Sen. Rand Paul (R-Ky.) avoided a major headache Saturday after the Kentucky Republican Party approved a rule change that will allow him to run for president while seeking reelection to his Senate seat.
“I applaud the Republican Party of Kentucky on their decision to hold a caucus in the upcoming Republican presidential cycle,” Paul said in a statement. “The people of Kentucky deserve a voice as the GOP chooses their next nominee, and holding a caucus will ensure that Kentucky is relevant and participates early in the process.”
State law in Kentucky bars a person from appearing on an election ballot as a candidate for two different offices.

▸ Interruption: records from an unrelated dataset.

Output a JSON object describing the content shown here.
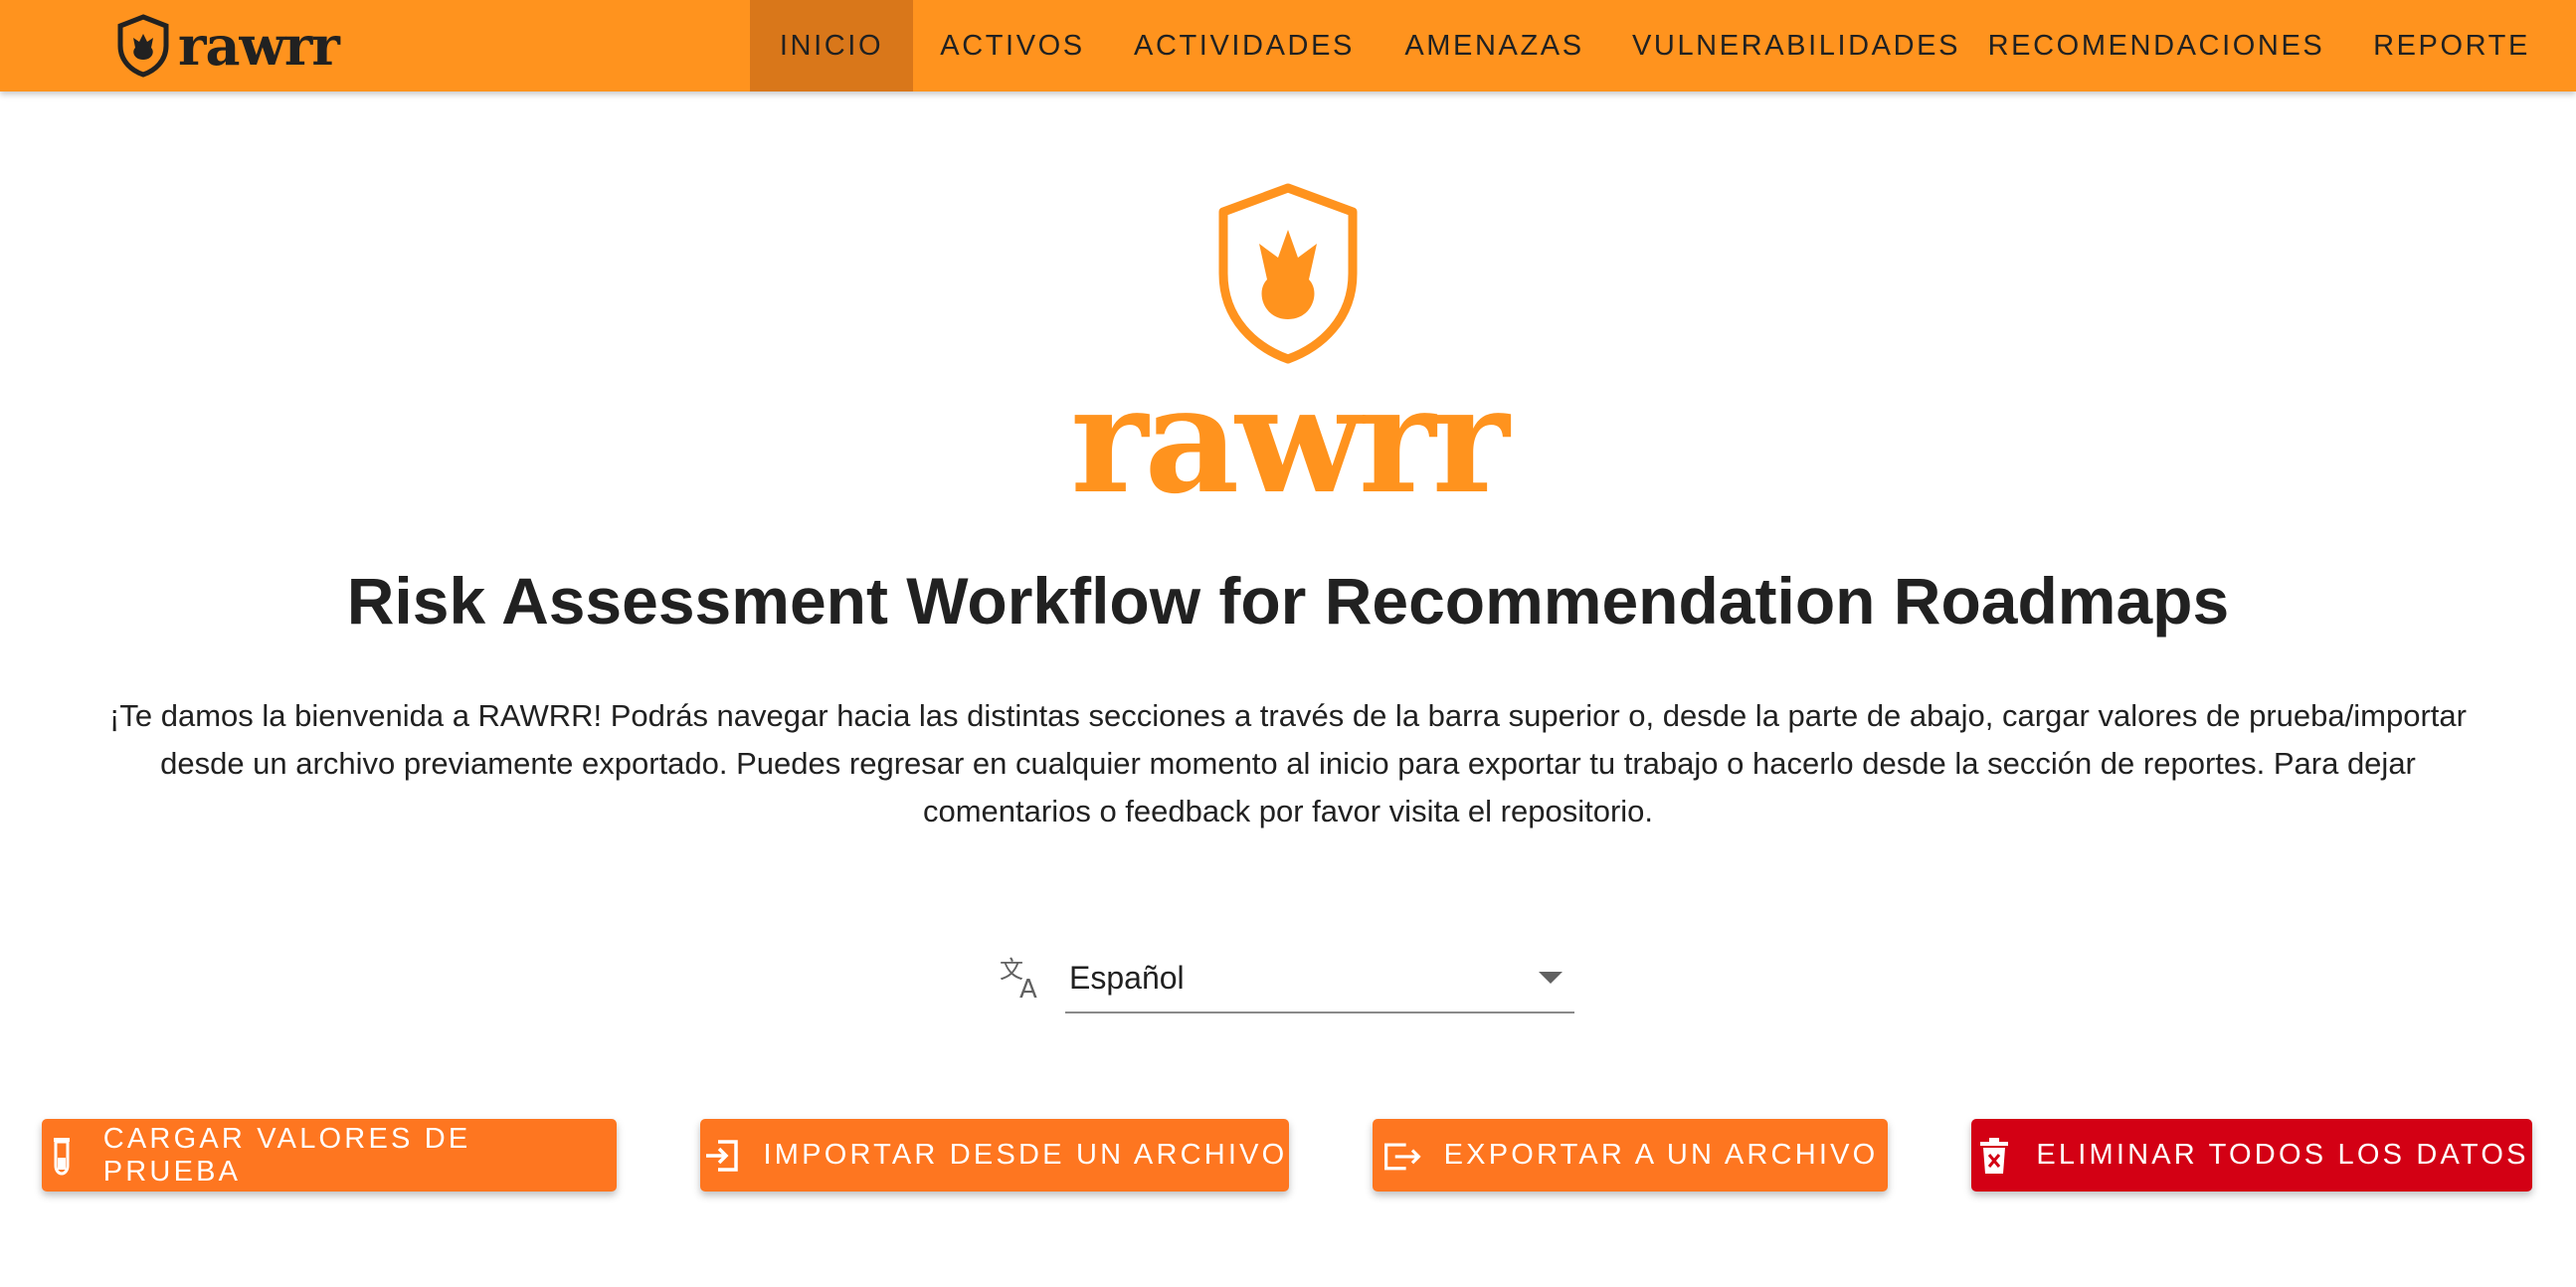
{
  "app": {
    "logo_text": "rawrr"
  },
  "nav": {
    "items": [
      {
        "label": "INICIO",
        "active": true
      },
      {
        "label": "ACTIVOS",
        "active": false
      },
      {
        "label": "ACTIVIDADES",
        "active": false
      },
      {
        "label": "AMENAZAS",
        "active": false
      },
      {
        "label": "VULNERABILIDADES",
        "active": false
      },
      {
        "label": "RECOMENDACIONES",
        "active": false
      },
      {
        "label": "REPORTE",
        "active": false
      }
    ]
  },
  "hero": {
    "wordmark": "rawrr",
    "title": "Risk Assessment Workflow for Recommendation Roadmaps",
    "intro": "¡Te damos la bienvenida a RAWRR! Podrás navegar hacia las distintas secciones a través de la barra superior o, desde la parte de abajo, cargar valores de prueba/importar desde un archivo previamente exportado. Puedes regresar en cualquier momento al inicio para exportar tu trabajo o hacerlo desde la sección de reportes. Para dejar comentarios o feedback por favor visita el repositorio."
  },
  "language": {
    "icon": "translate-icon",
    "value": "Español"
  },
  "actions": {
    "load_sample": {
      "label": "CARGAR VALORES DE PRUEBA",
      "icon": "test-tube-icon"
    },
    "import": {
      "label": "IMPORTAR DESDE UN ARCHIVO",
      "icon": "import-icon"
    },
    "export": {
      "label": "EXPORTAR A UN ARCHIVO",
      "icon": "export-icon"
    },
    "delete_all": {
      "label": "ELIMINAR TODOS LOS DATOS",
      "icon": "trash-icon"
    }
  },
  "colors": {
    "brand": "#ff931e",
    "nav_active": "#d9771a",
    "button": "#fe7620",
    "danger": "#d30014"
  }
}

So if Kentucky Republicans were to choose their nominees for president and Senate in a primary election, Paul could not run for both. By approving a caucus to select a presidential nominee, the Republican Party has cleared the way for him.
The party’s central committee set Kentucky’s first-ever presidential caucus for March 5, 2016. The vote was 111 to 36, a stronger showing than expected, after a drama that took most of the day — finishing just 20 minutes before the meeting had to end. Two-thirds of the central committee were needed to approve the caucus.
Paul himself attended the vote at Frankfort, Kentucky’s Capital Plaza, lobbying in person for the right to remain a 2016 candidate without further turmoil. Senate Majority Leader Mitch McConnell (R-Ky.), who has endorsed his colleague’s presidential bid, supported the caucus and dispatched his state director to say so at the meeting.
Paul’s presidential campaign e-mailed Kentucky supporters to ask whether they would help organize a caucus. “Moving the primary to a caucus is a great help to my campaign,” Paul wrote, “and I appreciate the people of the Republican Party in Kentucky working on this with me.” On Thursday, a Facebook post and Eventbrite link were created to promote a “stand with Rand” rally in support of “the first-ever Kentucky Republican Presidential Caucus.” On Facebook, the announcement was “liked” more than 1,000 times and shared more than 100 times.
That had been Paul’s message all year, losing resonance as his presidential ambitions lost velocity. In March, Paul persuaded all 54 members of the executive committee to appoint a study group that could vet the caucus proposal. In April, he launched his White House bid at a rally that drew out most of Kentucky’s top Republicans. A rough summer followed, culminating in an August that saw the heads of Paul’s super PAC indicted in a bribery scheme and a debate performance that hit all of Paul’s marks but failed to move his numbers. Within days, members of the executive committee were talking on the record about whether a caucus was worth an expected six-figure cost.
Paul’s team moved quickly to soothe nerves. While the candidate himself was in Haiti to perform pro bono eye surgeries, his campaign distributed a letter to central committee members about how he could foot the caucus bill.
“I have transferred $250,000 in a [Republican Party of Kentucky] account to begin the funding,” Paul wrote. “I also pledge to you that I will raise or transfer in another $200,000 at a date agreed upon by my team and RPK.”
Yet even that letter left wiggle room for the Paul campaign. The money would be spent only if “the caucus is an absolute legal certainty and the funds are shown to be needed.” The senator and his staff always had backup plans, and the senator himself was suggesting that caucusgoers could fund much of the process.